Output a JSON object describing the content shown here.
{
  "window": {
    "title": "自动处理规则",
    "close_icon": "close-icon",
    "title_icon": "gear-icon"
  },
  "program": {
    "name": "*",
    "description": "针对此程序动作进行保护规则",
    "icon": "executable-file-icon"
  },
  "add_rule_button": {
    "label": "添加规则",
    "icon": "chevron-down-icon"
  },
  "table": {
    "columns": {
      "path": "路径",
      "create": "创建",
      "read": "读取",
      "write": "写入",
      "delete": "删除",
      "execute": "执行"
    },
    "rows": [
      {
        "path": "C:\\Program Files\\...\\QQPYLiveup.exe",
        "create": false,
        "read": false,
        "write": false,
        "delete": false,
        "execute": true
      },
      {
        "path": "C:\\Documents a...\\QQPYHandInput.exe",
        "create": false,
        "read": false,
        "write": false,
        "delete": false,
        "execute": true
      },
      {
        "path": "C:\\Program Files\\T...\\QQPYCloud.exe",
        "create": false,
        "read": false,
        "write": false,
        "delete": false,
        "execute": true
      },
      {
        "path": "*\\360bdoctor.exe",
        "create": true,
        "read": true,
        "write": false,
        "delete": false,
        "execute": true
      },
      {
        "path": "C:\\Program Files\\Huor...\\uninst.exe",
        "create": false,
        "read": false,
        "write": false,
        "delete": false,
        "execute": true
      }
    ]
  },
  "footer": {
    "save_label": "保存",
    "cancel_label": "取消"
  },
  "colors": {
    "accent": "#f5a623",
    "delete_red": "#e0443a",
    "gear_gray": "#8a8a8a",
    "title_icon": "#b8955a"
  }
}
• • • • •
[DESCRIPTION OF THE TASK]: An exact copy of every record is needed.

[RESULT]:
Output a JSON object describing the content shown here.
{
  "window": {
    "title": "自动处理规则",
    "close_icon": "close-icon",
    "title_icon": "gear-icon"
  },
  "program": {
    "name": "*",
    "description": "针对此程序动作进行保护规则",
    "icon": "executable-file-icon"
  },
  "add_rule_button": {
    "label": "添加规则",
    "icon": "chevron-down-icon"
  },
  "table": {
    "columns": {
      "path": "路径",
      "create": "创建",
      "read": "读取",
      "write": "写入",
      "delete": "删除",
      "execute": "执行"
    },
    "rows": [
      {
        "path": "C:\\Program Files\\...\\QQPYLiveup.exe",
        "create": false,
        "read": false,
        "write": false,
        "delete": false,
        "execute": true
      },
      {
        "path": "C:\\Documents a...\\QQPYHandInput.exe",
        "create": false,
        "read": false,
        "write": false,
        "delete": false,
        "execute": true
      },
      {
        "path": "C:\\Program Files\\T...\\QQPYCloud.exe",
        "create": false,
        "read": false,
        "write": false,
        "delete": false,
        "execute": true
      },
      {
        "path": "*\\360bdoctor.exe",
        "create": true,
        "read": true,
        "write": false,
        "delete": false,
        "execute": true
      },
      {
        "path": "C:\\Program Files\\Huor...\\uninst.exe",
        "create": false,
        "read": false,
        "write": false,
        "delete": false,
        "execute": true
      }
    ]
  },
  "footer": {
    "save_label": "保存",
    "cancel_label": "取消"
  },
  "colors": {
    "accent": "#f5a623",
    "delete_red": "#e0443a",
    "gear_gray": "#8a8a8a",
    "title_icon": "#b8955a"
  }
}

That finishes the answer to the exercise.